My presentation takes a renewed look at Urraca of León-Castile through the medium of five different coin types with her ‘portrait’ that were produced over the course of her seventeen-year reign. Heretofore unknown coins have recently been published by numismatists, which together shed fresh light on the complex picture of Urraca as reigning queen. I assess the visual and material evidence together with textual sources to understand the reasons behind the minting of multiple portrait-types coins. In doing so, Urraca both broke with the past and established a pattern that would be followed by her successors. I argue that Urraca’s portrait coins allow us more direct access to her ambitions as ruler, without the intermediation of father, son, or consorts, in a way that an examination of the textual sources alone has not been able to achieve.

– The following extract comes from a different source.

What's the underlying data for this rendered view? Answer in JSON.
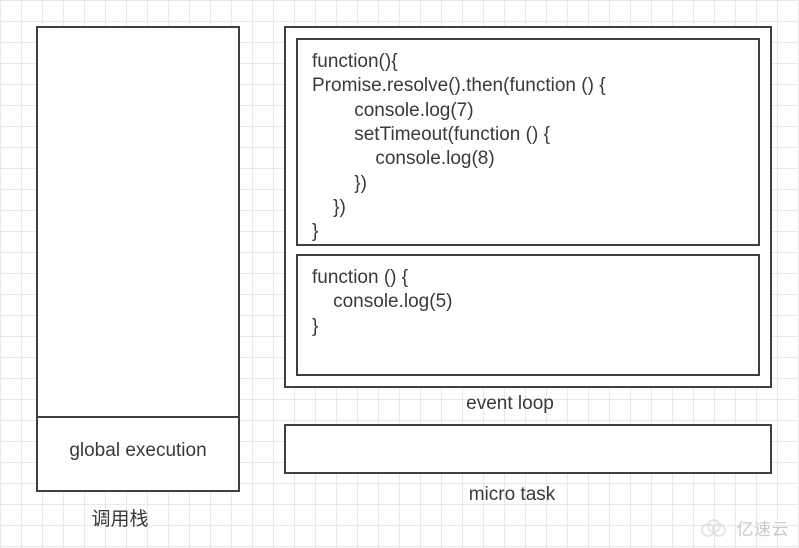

Bio: Therese Martin is a Senior Researcher and head of the Department of Medieval Studies at the Spanish National Research Council (Consejo Superior de Investigaciones Científicas, CSIC) in Madrid. She has held Fulbright, Mellon, de Montêquin, Kress, Getty, and CASVA fellowships in support of her research on the intersections of medieval Iberia’s multiple cultures, women’s involvement with art and architecture in the central Middle Ages, and Romanesque construction and decoration. Her prize-winning publications include “Crouching Crossbowmen in Early Twelfth-Century Sculpture: A Nasty, Brutish, and Short(-Lived) Iconography,” Gesta (2015), and “The Margin to Act: A Framework of Investigation for Women’s (and Men’s) Medieval Art-Making,” in ‘Me fecit.’ Making Medieval Art (History), a special issue she edited of the Journal of Medieval History (2016). She is the author of Queen as King: Politics and Architectural Propaganda in Twelfth-Century Spain (Brill, 2006), and the editor of The Medieval Iberian Treasury in the Context of Cultural Interchange, Expanded Edition (Brill, 2020, open access: https://doi.org/10.1163/9789004424593) and of Reassessing the Roles of Women as ‘Makers’ of Medieval Art and Architecture (Brill, 2012; paperback 2015). The latter publication resulted from a project of the same name, funded by a 1.2 million euro European Research Council Starting Grant (2010-2015). Her recent Spanish nationally funded research projects include “The Medieval Treasury across Frontiers and Generations” (2016-2018), and “The Medieval Iberian Treasury in Context” (2019-2022). A Fellow of the Society of Antiquaries of London, she previously served on the Editorial Board of Gesta, as an International Associate to the Board of Directors of the International Center of Medieval Art, and as a Councillor of the Medieval Academy of America. She is the Editor-in-Chief of the Journal of Medieval Iberian Studies.
Story submitted by Renee Ward